Our Research

Understanding Networks of Neurons in the Primate Brain

Understanding Networks of Neurons in the Primate Brain

Steven W. Zucker

Networks in the Brain

Neurons are a primary cellular constituent of the brain. We each have about 1012 neurons, each making perhaps 5 x 104 connections to other neurons. Each connection (synapse) is like a small computer.  How can such complex networks be understood in information processing terms? How might they be organized to compute different inferences? How much are they specified genetically? How much do they learn from the world?

One challenge is determining the level at which to describe function. About one half of the primate brain is involved in processing visual information; this half is is organized into a number of anatomically distinct areas each of which consists of networks of millions and millions of neurons. At a finer scale, the synapses are complex biophysical computers.

Levels of description capture different properties of the brain, from phenomenology at a large scale to biophysics at the small scale. Each level suggests a different network methodology: how can they be related to each other?

Visual Interferences

Our group concentrates on the visual system, which seeks to infer the structure of the world from the images falling on our eyes. How do we locate objects and determine what they’re made of? What color is an apple? Can I grasp it? Eat it? What is the purpose of color vision?

Which color image looks more 3D? Shading is an important source of 3D information. The interaction between color and shading provides information about material properties.

Experience-based learning

Much of the structure of neural networks is acquired by activity: “cells that fire together wire together.” We study how networks can learn the high-order structure of features in the world, such as edge elements, while performing perceptual activities.

Natural images contain edges that are statistically well-structured at least through 3-rd order.

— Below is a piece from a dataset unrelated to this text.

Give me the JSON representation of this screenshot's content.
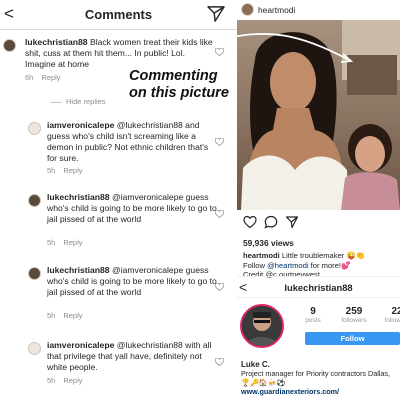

Informally these correspond to local pieces of contours that are straight or curved. In machine learning terms, curvature can be viewed as a “hidden variable.”